Japan Calm About Renewed Sino-Soviet Ties
THE SUMMIT meeting of the leaders of Japan's giant communist neighbors is generally welcomed here. Experts see it as a positive outcome of a shift in world affairs toward placing greater emphasis on economic development rather than military security. The summit, Japanese analysts say, will expand economic cooperation in East Asia and further ease tensions in the region. And it may help to soften the Soviet stance toward Japan, including the dispute over Soviet possession of the so-called Northern Territories, a group of islands in the Kurile chain which Japan claims.
``Normalization between the Soviet Union and China is a nice thing,'' says Kenji Tanaka, director of the Analysis Division of the the Foreign Ministry. ``So long as the present relationship between China and Japan is to be continued, I think nothing worries us.''
In the past, Japanese conservatives were pleased to have the Soviet Union and China at odds, viewing the split as a means of maintaining a balance of power in the region. A return to the friendly Sino-Soviet alliance of the 1950s would be generally perceived here as a threat to Japanese security. But few here are worried since most analysts see a renewal of this alliance as unlikely.
``I think there's some kind of limit beyond which the relations cannot go,'' says Mr. Tanaka. China, he observes, is eager to continue its access to the technology and capital offered by the West. ``China cannot develop relations with the Soviet Union to the extent that could jeopardize relations with us,'' he says.
Japanese analysts say China and the Soviet Union are drawn together by the urgency of economic reform and the need to reduce the drag of military spending.

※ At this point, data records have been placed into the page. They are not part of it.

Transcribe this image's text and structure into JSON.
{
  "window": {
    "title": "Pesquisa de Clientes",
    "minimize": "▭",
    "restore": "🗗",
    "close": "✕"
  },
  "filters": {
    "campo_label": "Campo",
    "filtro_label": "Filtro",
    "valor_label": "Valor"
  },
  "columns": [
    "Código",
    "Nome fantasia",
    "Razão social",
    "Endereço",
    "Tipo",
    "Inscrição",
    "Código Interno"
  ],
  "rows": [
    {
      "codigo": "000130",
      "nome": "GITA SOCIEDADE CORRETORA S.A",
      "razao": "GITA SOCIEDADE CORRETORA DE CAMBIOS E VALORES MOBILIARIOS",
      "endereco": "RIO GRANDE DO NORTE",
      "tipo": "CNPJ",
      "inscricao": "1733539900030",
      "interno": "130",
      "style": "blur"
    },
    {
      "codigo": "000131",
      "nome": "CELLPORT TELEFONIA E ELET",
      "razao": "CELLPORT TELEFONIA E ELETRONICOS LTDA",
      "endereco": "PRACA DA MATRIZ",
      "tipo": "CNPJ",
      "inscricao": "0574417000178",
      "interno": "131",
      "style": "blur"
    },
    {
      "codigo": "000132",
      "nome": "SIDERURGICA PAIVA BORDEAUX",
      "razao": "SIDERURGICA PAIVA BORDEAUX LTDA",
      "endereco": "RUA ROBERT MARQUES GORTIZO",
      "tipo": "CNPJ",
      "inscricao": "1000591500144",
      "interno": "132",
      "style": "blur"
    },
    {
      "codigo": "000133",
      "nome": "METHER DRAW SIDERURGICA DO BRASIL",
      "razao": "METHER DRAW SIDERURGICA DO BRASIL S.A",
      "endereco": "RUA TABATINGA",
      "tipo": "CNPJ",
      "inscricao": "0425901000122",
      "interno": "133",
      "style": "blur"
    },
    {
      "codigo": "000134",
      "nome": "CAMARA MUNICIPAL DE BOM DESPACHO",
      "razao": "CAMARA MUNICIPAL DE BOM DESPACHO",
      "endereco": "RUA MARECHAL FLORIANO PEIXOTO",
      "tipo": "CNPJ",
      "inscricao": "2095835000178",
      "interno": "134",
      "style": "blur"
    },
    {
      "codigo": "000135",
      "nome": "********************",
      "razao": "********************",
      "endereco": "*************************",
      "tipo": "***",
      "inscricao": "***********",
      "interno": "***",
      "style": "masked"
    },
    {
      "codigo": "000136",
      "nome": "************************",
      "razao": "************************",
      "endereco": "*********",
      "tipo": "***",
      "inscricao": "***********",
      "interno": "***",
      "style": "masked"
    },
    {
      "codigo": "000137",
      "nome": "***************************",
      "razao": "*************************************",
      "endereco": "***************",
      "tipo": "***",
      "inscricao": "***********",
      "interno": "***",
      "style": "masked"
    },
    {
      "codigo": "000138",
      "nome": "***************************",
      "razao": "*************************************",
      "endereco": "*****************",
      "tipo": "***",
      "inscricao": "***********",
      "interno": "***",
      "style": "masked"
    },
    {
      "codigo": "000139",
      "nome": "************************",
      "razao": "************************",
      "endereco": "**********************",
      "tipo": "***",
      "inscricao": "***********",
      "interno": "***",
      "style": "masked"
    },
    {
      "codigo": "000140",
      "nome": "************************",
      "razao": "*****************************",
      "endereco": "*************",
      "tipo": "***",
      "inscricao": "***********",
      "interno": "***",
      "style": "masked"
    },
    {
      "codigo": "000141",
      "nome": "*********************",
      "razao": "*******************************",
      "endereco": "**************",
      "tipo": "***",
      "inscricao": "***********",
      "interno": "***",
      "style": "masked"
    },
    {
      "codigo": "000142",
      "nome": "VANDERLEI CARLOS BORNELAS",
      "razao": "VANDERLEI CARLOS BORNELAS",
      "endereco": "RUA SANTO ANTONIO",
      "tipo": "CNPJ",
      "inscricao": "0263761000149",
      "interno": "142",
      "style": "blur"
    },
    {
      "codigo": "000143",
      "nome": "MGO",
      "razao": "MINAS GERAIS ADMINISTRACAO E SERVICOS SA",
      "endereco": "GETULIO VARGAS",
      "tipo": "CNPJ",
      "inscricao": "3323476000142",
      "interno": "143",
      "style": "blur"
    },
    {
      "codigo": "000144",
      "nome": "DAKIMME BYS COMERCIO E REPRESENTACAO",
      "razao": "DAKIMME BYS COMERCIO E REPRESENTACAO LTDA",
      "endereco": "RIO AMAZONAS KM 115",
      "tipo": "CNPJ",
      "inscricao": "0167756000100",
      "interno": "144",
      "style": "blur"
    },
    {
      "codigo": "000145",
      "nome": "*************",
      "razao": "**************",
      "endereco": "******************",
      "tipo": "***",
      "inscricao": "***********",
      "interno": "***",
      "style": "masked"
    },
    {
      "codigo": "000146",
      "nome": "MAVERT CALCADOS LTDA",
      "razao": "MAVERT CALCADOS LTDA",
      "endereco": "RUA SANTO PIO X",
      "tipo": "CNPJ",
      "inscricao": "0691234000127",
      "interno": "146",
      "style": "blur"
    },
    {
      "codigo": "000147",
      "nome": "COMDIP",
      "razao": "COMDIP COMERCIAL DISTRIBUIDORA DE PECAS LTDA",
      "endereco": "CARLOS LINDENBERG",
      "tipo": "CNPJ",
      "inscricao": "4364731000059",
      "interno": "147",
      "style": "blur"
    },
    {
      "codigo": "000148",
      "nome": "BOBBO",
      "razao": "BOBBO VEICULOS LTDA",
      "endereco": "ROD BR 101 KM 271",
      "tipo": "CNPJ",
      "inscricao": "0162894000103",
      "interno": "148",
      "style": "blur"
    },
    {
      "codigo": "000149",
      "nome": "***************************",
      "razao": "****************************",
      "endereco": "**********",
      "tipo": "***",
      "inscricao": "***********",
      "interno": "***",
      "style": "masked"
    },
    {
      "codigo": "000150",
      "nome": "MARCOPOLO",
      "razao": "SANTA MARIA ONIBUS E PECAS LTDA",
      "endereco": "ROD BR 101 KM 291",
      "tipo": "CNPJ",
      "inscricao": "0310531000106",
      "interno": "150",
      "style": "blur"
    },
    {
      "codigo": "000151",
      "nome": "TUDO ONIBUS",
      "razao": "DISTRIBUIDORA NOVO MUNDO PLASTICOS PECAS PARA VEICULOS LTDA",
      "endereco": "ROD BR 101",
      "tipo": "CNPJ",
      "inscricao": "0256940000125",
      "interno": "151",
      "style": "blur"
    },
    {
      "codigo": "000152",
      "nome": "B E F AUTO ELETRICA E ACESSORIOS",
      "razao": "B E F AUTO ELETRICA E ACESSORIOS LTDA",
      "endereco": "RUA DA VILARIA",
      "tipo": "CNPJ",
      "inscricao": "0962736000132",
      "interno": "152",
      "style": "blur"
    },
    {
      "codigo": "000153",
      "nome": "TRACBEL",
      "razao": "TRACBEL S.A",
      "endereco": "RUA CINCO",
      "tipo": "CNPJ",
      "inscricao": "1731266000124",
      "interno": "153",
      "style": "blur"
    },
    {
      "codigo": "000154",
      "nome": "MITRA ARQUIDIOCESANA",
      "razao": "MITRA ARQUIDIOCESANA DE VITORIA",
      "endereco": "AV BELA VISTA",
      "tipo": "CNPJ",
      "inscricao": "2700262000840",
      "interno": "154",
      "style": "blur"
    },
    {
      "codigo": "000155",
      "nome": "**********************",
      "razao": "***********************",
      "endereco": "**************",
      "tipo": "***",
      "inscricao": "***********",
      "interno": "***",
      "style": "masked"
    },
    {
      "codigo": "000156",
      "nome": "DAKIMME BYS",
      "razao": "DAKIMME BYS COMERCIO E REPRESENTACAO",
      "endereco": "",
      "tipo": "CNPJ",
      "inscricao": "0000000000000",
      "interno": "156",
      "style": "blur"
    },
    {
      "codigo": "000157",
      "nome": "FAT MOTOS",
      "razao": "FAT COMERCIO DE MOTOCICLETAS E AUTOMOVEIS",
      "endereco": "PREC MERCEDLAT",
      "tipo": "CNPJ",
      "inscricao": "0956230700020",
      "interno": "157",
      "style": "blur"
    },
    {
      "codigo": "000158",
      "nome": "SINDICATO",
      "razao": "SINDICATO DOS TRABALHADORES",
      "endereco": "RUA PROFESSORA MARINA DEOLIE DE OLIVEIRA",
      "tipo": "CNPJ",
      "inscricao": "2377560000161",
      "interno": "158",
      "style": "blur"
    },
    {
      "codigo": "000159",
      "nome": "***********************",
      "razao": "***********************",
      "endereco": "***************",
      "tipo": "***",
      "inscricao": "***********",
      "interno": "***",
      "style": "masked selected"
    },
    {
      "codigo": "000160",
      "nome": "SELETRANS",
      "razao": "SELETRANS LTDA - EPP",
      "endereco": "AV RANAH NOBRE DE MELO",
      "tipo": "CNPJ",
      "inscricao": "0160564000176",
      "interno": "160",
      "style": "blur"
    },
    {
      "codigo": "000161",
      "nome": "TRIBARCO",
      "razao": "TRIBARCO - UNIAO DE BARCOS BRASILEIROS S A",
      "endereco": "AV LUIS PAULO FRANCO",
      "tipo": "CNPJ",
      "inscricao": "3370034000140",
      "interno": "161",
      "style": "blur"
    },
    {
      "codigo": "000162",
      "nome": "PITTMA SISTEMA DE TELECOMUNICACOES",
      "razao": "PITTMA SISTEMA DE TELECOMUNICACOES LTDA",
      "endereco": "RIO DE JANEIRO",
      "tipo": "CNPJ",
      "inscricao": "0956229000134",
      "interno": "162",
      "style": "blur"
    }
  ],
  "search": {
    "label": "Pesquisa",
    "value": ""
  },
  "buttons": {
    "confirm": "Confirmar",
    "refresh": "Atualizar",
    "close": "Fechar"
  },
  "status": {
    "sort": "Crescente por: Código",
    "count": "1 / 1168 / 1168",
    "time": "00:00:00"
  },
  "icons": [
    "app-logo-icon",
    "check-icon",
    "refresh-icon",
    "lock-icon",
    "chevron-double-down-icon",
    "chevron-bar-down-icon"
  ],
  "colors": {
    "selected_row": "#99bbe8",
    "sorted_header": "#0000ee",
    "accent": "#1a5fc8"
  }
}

``The nations that lost in an economic competition [China and the Soviet Union] intend to cooperate with each other by reducing the military,'' says Susumu Yabuki, a professor at Yokohama City University, who calls the reconciliation ``the solidarity of the weaks.''
The normalization may also encourage regional economic cooperation. According to China specialist Nobuo Maruyama, Chinese academics and researchers have been floating the idea of organizing a Northeast Asian common market, including China, Taiwan, Korea, Japan, and the Soviet Far East.
``Sino-Soviet rapprochement would create such an opportunity to build a Northeast Asia market area,'' he says.
The outlines of a ``division of labor'' between the countries of the region are already emerging, says Mr. Maruyama, a specialist at the Institute for Developing Economies.
Chinese labor is being used in the Soviet Far East. South Korean and Taiwanese capital is being invested in China. Soviet machinery is being exchanged for Chinese agricultural goods. Analysts say this growth will in turn create new markets for Japan.
The reduction of tension in the region is also viewed as a positive outcome for Japan.
``International politics has moved on a premise that China and the Soviet Union confront each other,'' says Akio Kimura, professor of International Politics and Economics at Tokyo's Aoyama Gakuin University. ``But, such confrontation, which lasted for the last 25 years, will disappear.''
The reconciliation, Professor Kimura says, ``makes it easier for Japan to deal'' with the two nations. In the past, he points out, ``when Japan was going to improve relations with the Soviet Union, China always got nervous.''